Dataset entries
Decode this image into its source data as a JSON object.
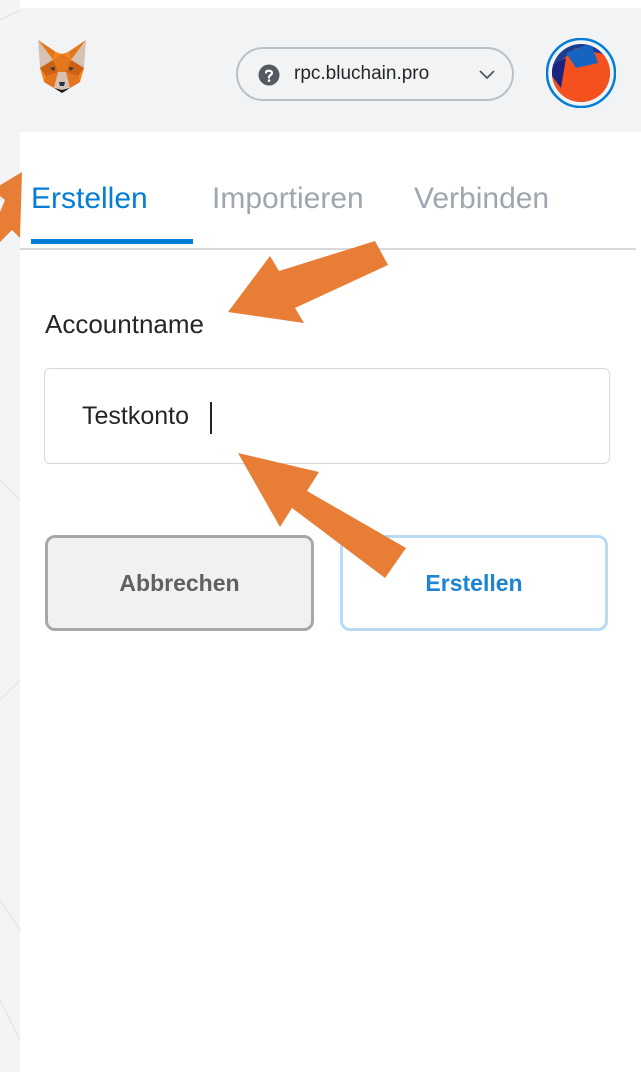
{
  "network": {
    "name": "rpc.bluchain.pro",
    "help_icon": "question-circle-icon",
    "chevron_icon": "chevron-down-icon"
  },
  "brand": {
    "logo": "metamask-fox-logo",
    "accent_color": "#037dd6",
    "arrow_color": "#e87e35"
  },
  "account": {
    "avatar_icon": "account-identicon"
  },
  "tabs": [
    {
      "label": "Erstellen",
      "active": true
    },
    {
      "label": "Importieren",
      "active": false
    },
    {
      "label": "Verbinden",
      "active": false
    }
  ],
  "form": {
    "label": "Accountname",
    "value": "Testkonto"
  },
  "actions": {
    "cancel_label": "Abbrechen",
    "create_label": "Erstellen"
  }
}
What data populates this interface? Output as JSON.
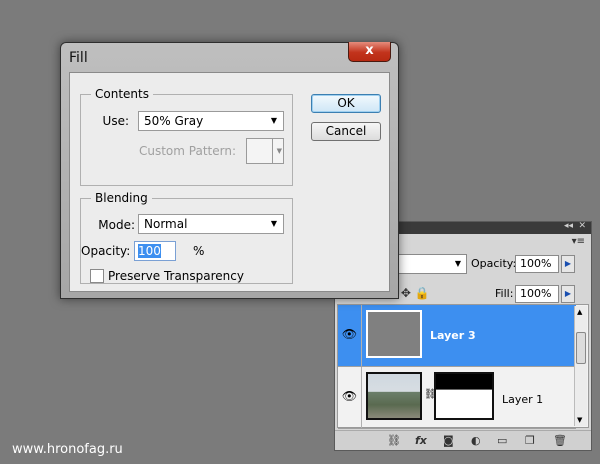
{
  "dialog": {
    "title": "Fill",
    "close_glyph": "x",
    "contents": {
      "legend": "Contents",
      "use_label": "Use:",
      "use_value": "50% Gray",
      "custom_pattern_label": "Custom Pattern:"
    },
    "blending": {
      "legend": "Blending",
      "mode_label": "Mode:",
      "mode_value": "Normal",
      "opacity_label": "Opacity:",
      "opacity_value": "100",
      "opacity_unit": "%",
      "preserve_label": "Preserve Transparency",
      "preserve_checked": false
    },
    "ok_label": "OK",
    "cancel_label": "Cancel"
  },
  "layers_panel": {
    "opacity_label": "Opacity:",
    "opacity_value": "100%",
    "fill_label": "Fill:",
    "fill_value": "100%",
    "layers": [
      {
        "name": "Layer 3",
        "selected": true,
        "visible": true
      },
      {
        "name": "Layer 1",
        "selected": false,
        "visible": true,
        "has_mask": true
      }
    ]
  },
  "colors": {
    "selection": "#3d8ff0",
    "close_button": "#c2331c",
    "canvas_gray": "#7b7b7b",
    "fill_gray": "#808080"
  },
  "watermark": "www.hronofag.ru"
}
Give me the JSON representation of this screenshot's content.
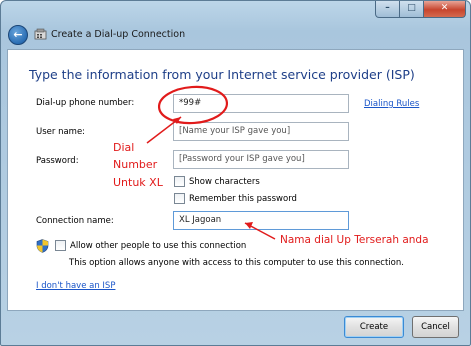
{
  "window": {
    "title": "Create a Dial-up Connection",
    "controls": {
      "minimize": "–",
      "maximize": "□",
      "close": "✕"
    }
  },
  "heading": "Type the information from your Internet service provider (ISP)",
  "form": {
    "phone_label": "Dial-up phone number:",
    "phone_value": "*99#",
    "dialing_rules": "Dialing Rules",
    "username_label": "User name:",
    "username_placeholder": "[Name your ISP gave you]",
    "password_label": "Password:",
    "password_placeholder": "[Password your ISP gave you]",
    "show_characters": "Show characters",
    "remember_password": "Remember this password",
    "connection_name_label": "Connection name:",
    "connection_name_value": "XL Jagoan",
    "allow_others": "Allow other people to use this connection",
    "allow_note": "This option allows anyone with access to this computer to use this connection.",
    "no_isp_link": "I don't have an ISP"
  },
  "buttons": {
    "create": "Create",
    "cancel": "Cancel"
  },
  "annotations": {
    "dial_number_line1": "Dial",
    "dial_number_line2": "Number",
    "dial_number_line3": "Untuk XL",
    "connection_name_note": "Nama dial Up Terserah anda"
  },
  "colors": {
    "annotation": "#e11b1b",
    "heading": "#1e3f88",
    "link": "#1a55c8"
  },
  "icons": [
    "back-arrow-icon",
    "phone-network-icon",
    "uac-shield-icon"
  ]
}
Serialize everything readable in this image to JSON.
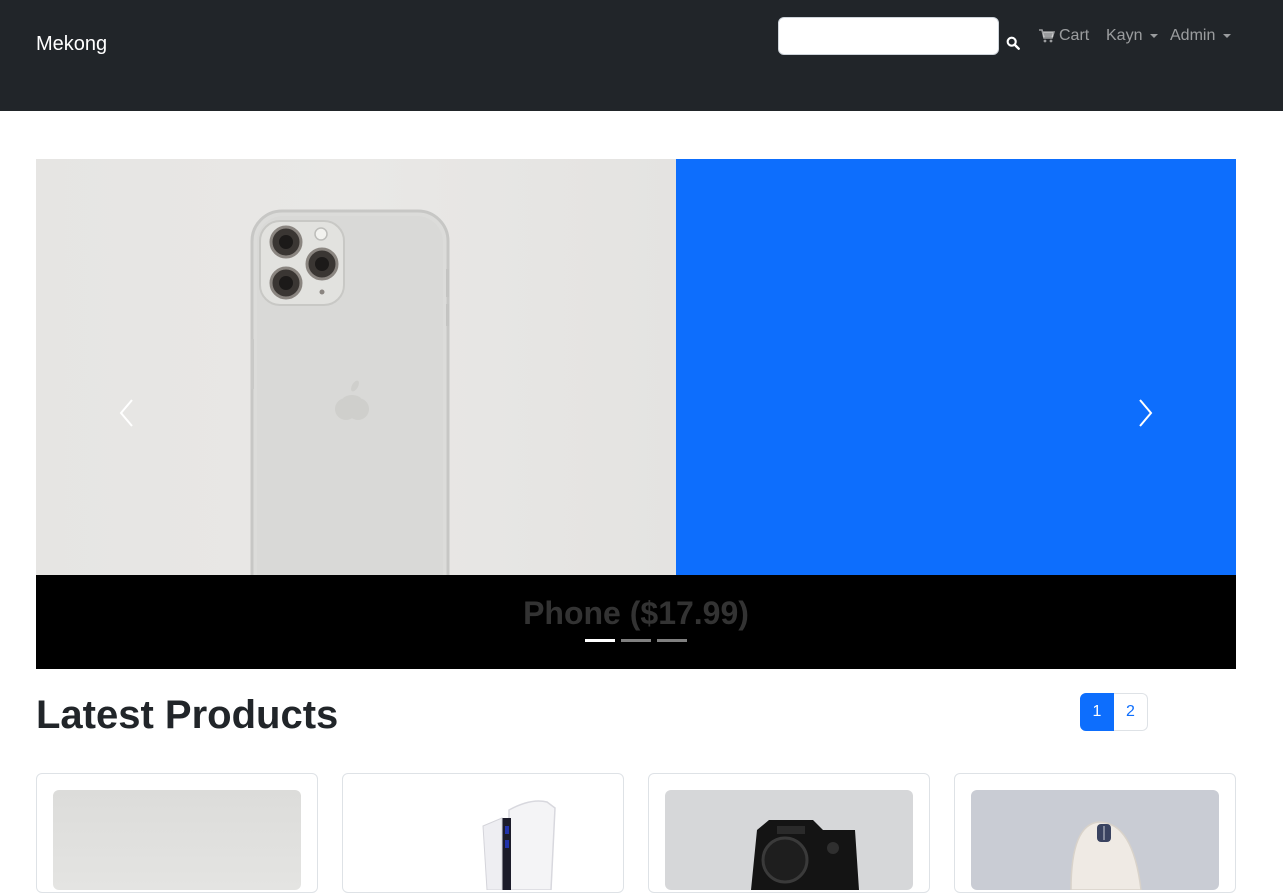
{
  "navbar": {
    "brand": "Mekong",
    "search": {
      "value": "",
      "placeholder": ""
    },
    "cart_label": "Cart",
    "user_menu_label": "Kayn",
    "admin_menu_label": "Admin"
  },
  "carousel": {
    "caption": "Phone ($17.99)",
    "indicators": 3,
    "active_indicator": 0
  },
  "products_section": {
    "title": "Latest Products",
    "pages": [
      "1",
      "2"
    ],
    "active_page": "1",
    "cards": [
      {
        "image": "silver-product-photo"
      },
      {
        "image": "game-console-photo"
      },
      {
        "image": "camera-photo"
      },
      {
        "image": "mouse-photo"
      }
    ]
  },
  "colors": {
    "navbar_bg": "#212529",
    "accent": "#0d6efd",
    "carousel_bg": "#000000"
  }
}
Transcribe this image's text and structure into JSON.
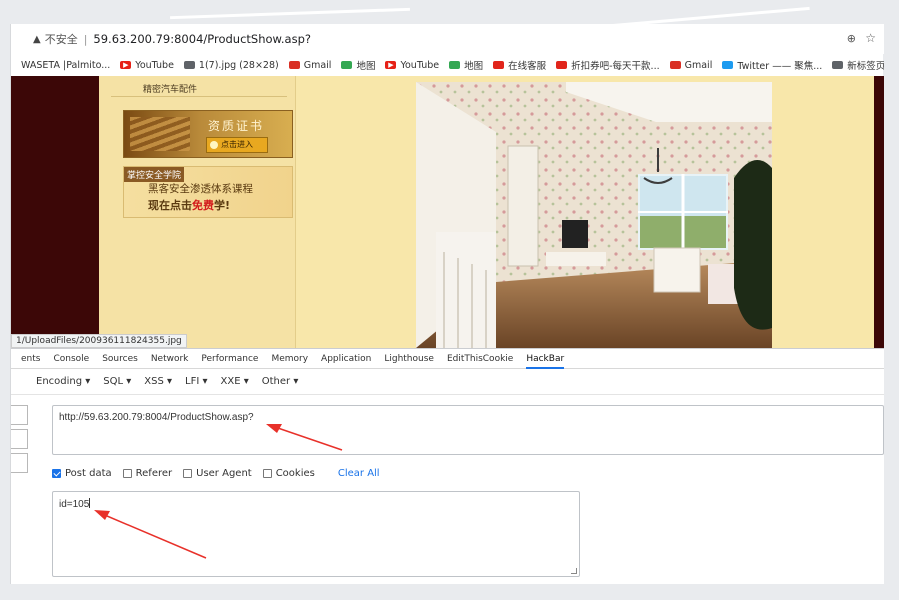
{
  "browser": {
    "insecure_label": "不安全",
    "separator": "|",
    "url": "59.63.200.79:8004/ProductShow.asp?",
    "zoom_icon": "magnifier-icon",
    "star_icon": "star-icon"
  },
  "bookmarks": [
    {
      "label": "WASETA |Palmito...",
      "icon": "none"
    },
    {
      "label": "YouTube",
      "icon": "youtube-icon",
      "color": "#e62117"
    },
    {
      "label": "1(7).jpg (28×28)",
      "icon": "globe-icon",
      "color": "#5f6368"
    },
    {
      "label": "Gmail",
      "icon": "gmail-icon",
      "color": "#d93025"
    },
    {
      "label": "地图",
      "icon": "maps-icon",
      "color": "#34a853"
    },
    {
      "label": "YouTube",
      "icon": "youtube-icon",
      "color": "#e62117"
    },
    {
      "label": "地图",
      "icon": "maps-icon",
      "color": "#34a853"
    },
    {
      "label": "在线客服",
      "icon": "jd-icon",
      "color": "#e1251b"
    },
    {
      "label": "折扣券吧-每天干款...",
      "icon": "coupon-icon",
      "color": "#e1251b"
    },
    {
      "label": "Gmail",
      "icon": "gmail-icon",
      "color": "#d93025"
    },
    {
      "label": "Twitter —— 聚焦...",
      "icon": "twitter-icon",
      "color": "#1d9bf0"
    },
    {
      "label": "新标签页",
      "icon": "globe-icon",
      "color": "#5f6368"
    }
  ],
  "page": {
    "sidebar_title": "精密汽车配件",
    "banner1_title": "资质证书",
    "banner1_button": "点击进入",
    "banner2_tag": "掌控安全学院",
    "banner2_line1": "黑客安全渗透体系课程",
    "banner2_line2_pre": "现在点击",
    "banner2_line2_red": "免费",
    "banner2_line2_post": "学!",
    "status_url": "1/UploadFiles/200936111824355.jpg"
  },
  "devtools": {
    "tabs": [
      "ents",
      "Console",
      "Sources",
      "Network",
      "Performance",
      "Memory",
      "Application",
      "Lighthouse",
      "EditThisCookie",
      "HackBar"
    ],
    "active_tab": "HackBar"
  },
  "hackbar": {
    "menu": [
      "Encoding ▾",
      "SQL ▾",
      "XSS ▾",
      "LFI ▾",
      "XXE ▾",
      "Other ▾"
    ],
    "url_value": "http://59.63.200.79:8004/ProductShow.asp?",
    "options": [
      {
        "label": "Post data",
        "checked": true
      },
      {
        "label": "Referer",
        "checked": false
      },
      {
        "label": "User Agent",
        "checked": false
      },
      {
        "label": "Cookies",
        "checked": false
      }
    ],
    "clear_all": "Clear All",
    "post_value": "id=105"
  },
  "colors": {
    "accent": "#1a73e8",
    "arrow": "#e8312a",
    "page_bg": "#f5e2a5",
    "page_dark": "#3c0707"
  }
}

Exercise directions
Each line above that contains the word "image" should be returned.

Output for this task
Decode this image into its source data as a JSON object.
Serialize everything readable in this image to JSON.
        "image": "silver-product-photo"
        "image": "game-console-photo"
        "image": "camera-photo"
        "image": "mouse-photo"
Transcribe this image's text and structure into JSON.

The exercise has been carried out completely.